== Given records ==
::::

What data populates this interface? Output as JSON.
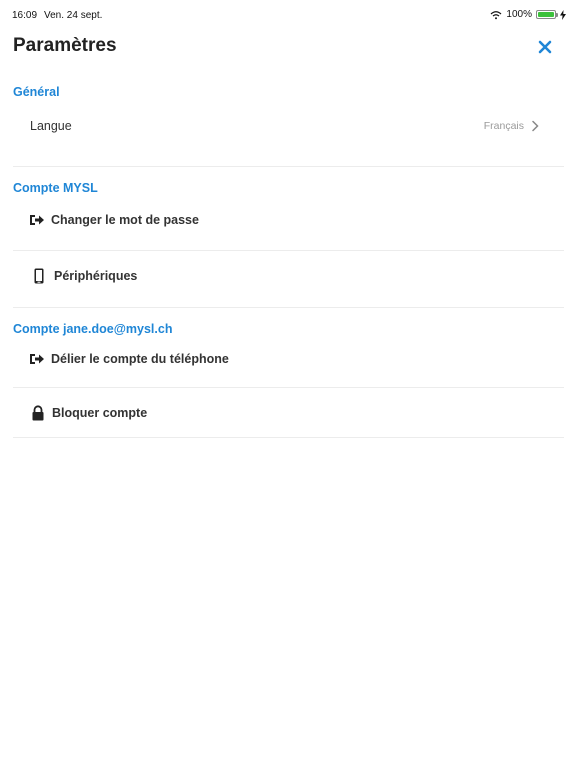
{
  "status_bar": {
    "time": "16:09",
    "date": "Ven. 24 sept.",
    "battery": "100%",
    "battery_level": 1.0
  },
  "header": {
    "title": "Paramètres"
  },
  "sections": [
    {
      "title": "Général",
      "items": [
        {
          "label": "Langue",
          "value": "Français"
        }
      ]
    },
    {
      "title": "Compte MYSL",
      "items": [
        {
          "label": "Changer le mot de passe",
          "icon": "sign-out-icon"
        },
        {
          "label": "Périphériques",
          "icon": "phone-icon"
        }
      ]
    },
    {
      "title": "Compte jane.doe@mysl.ch",
      "items": [
        {
          "label": "Délier le compte du téléphone",
          "icon": "sign-out-icon"
        },
        {
          "label": "Bloquer compte",
          "icon": "lock-icon"
        }
      ]
    }
  ],
  "colors": {
    "accent": "#1f86d6",
    "divider": "#ececec",
    "battery": "#3cc13b"
  }
}
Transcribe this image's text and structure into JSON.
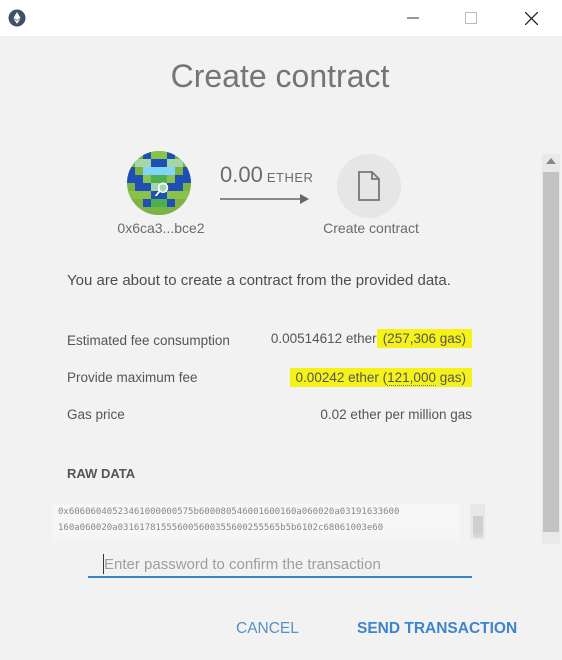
{
  "titlebar": {
    "icons": {
      "app": "ethereum-icon",
      "minimize": "minimize-icon",
      "maximize": "maximize-icon",
      "close": "close-icon"
    }
  },
  "dialog": {
    "title": "Create contract",
    "from": {
      "address": "0x6ca3...bce2"
    },
    "amount": {
      "value": "0.00",
      "unit": "ETHER"
    },
    "to": {
      "label": "Create contract",
      "icon": "document-icon"
    },
    "intro": "You are about to create a contract from the provided data.",
    "fees": [
      {
        "label": "Estimated fee consumption",
        "value_main": "0.00514612 ether",
        "value_paren": "(257,306 gas)"
      },
      {
        "label": "Provide maximum fee",
        "value_main": "0.00242",
        "value_mid": "ether (",
        "value_gas": "121,000",
        "value_end": "gas)"
      },
      {
        "label": "Gas price",
        "value_main": "0.02 ether per million gas"
      }
    ],
    "raw_data": {
      "title": "RAW DATA",
      "lines": [
        "0x60606040523461000000575b600080546001600160a060020a03191633600",
        "160a060020a031617815556005600355600255565b5b6102c68061003e60"
      ]
    },
    "password": {
      "placeholder": "Enter password to confirm the transaction",
      "value": ""
    },
    "buttons": {
      "cancel": "CANCEL",
      "send": "SEND TRANSACTION"
    }
  },
  "colors": {
    "accent": "#3e84cc",
    "highlight": "#f5f21a"
  }
}
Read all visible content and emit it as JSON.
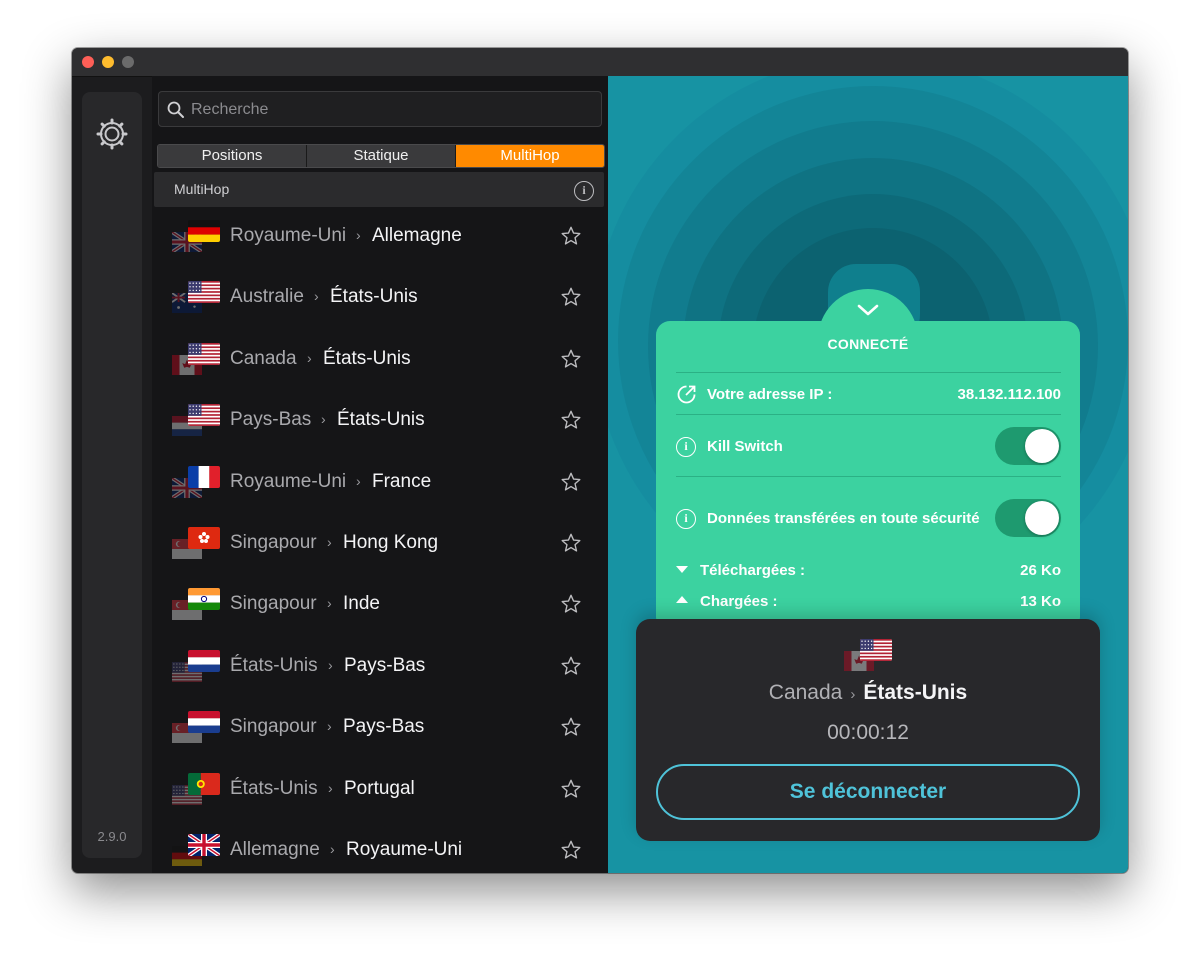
{
  "app": {
    "version": "2.9.0"
  },
  "search": {
    "placeholder": "Recherche",
    "value": ""
  },
  "tabs": [
    {
      "label": "Positions",
      "active": false
    },
    {
      "label": "Statique",
      "active": false
    },
    {
      "label": "MultiHop",
      "active": true
    }
  ],
  "section": {
    "title": "MultiHop"
  },
  "locations": [
    {
      "from": "Royaume-Uni",
      "to": "Allemagne",
      "from_flag": "uk",
      "to_flag": "de"
    },
    {
      "from": "Australie",
      "to": "États-Unis",
      "from_flag": "au",
      "to_flag": "us"
    },
    {
      "from": "Canada",
      "to": "États-Unis",
      "from_flag": "ca",
      "to_flag": "us"
    },
    {
      "from": "Pays-Bas",
      "to": "États-Unis",
      "from_flag": "nl",
      "to_flag": "us"
    },
    {
      "from": "Royaume-Uni",
      "to": "France",
      "from_flag": "uk",
      "to_flag": "fr"
    },
    {
      "from": "Singapour",
      "to": "Hong Kong",
      "from_flag": "sg",
      "to_flag": "hk"
    },
    {
      "from": "Singapour",
      "to": "Inde",
      "from_flag": "sg",
      "to_flag": "in"
    },
    {
      "from": "États-Unis",
      "to": "Pays-Bas",
      "from_flag": "us",
      "to_flag": "nl"
    },
    {
      "from": "Singapour",
      "to": "Pays-Bas",
      "from_flag": "sg",
      "to_flag": "nl"
    },
    {
      "from": "États-Unis",
      "to": "Portugal",
      "from_flag": "us",
      "to_flag": "pt"
    },
    {
      "from": "Allemagne",
      "to": "Royaume-Uni",
      "from_flag": "de",
      "to_flag": "uk"
    }
  ],
  "status": {
    "title": "CONNECTÉ",
    "ip_label": "Votre adresse IP :",
    "ip_value": "38.132.112.100",
    "kill_switch_label": "Kill Switch",
    "kill_switch_on": true,
    "secure_data_label": "Données transférées en toute sécurité",
    "secure_data_on": true,
    "download_label": "Téléchargées :",
    "download_value": "26 Ko",
    "upload_label": "Chargées :",
    "upload_value": "13 Ko"
  },
  "connection": {
    "from": "Canada",
    "to": "États-Unis",
    "from_flag": "ca",
    "to_flag": "us",
    "timer": "00:00:12",
    "disconnect_label": "Se déconnecter"
  },
  "colors": {
    "accent_orange": "#ff8a00",
    "status_green": "#3cd2a0",
    "background_teal": "#1793a3",
    "button_blue": "#4fc3d9"
  },
  "icons": {
    "settings": "gear-icon",
    "search": "search-icon",
    "info": "info-icon",
    "favorite": "star-icon",
    "external_ip": "external-link-icon"
  }
}
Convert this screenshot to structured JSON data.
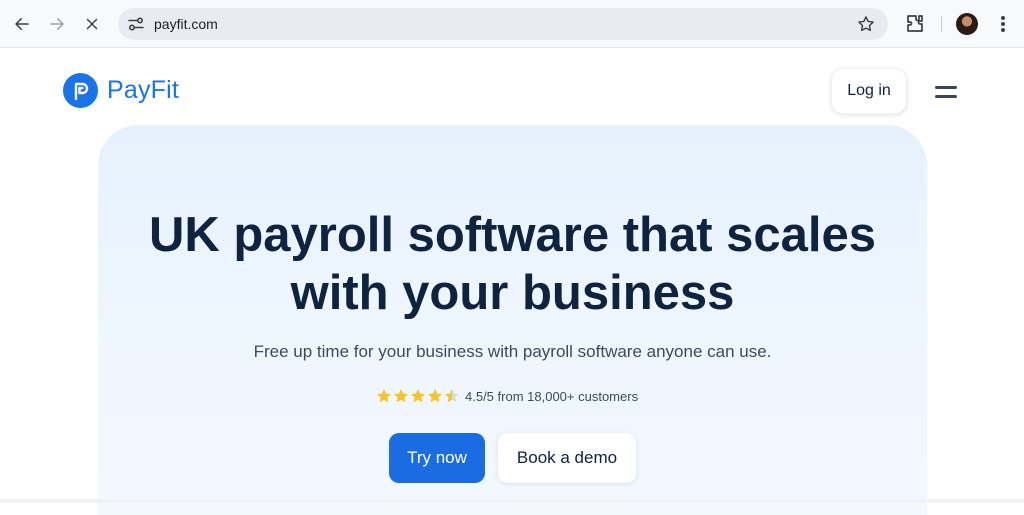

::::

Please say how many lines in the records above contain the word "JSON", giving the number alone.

4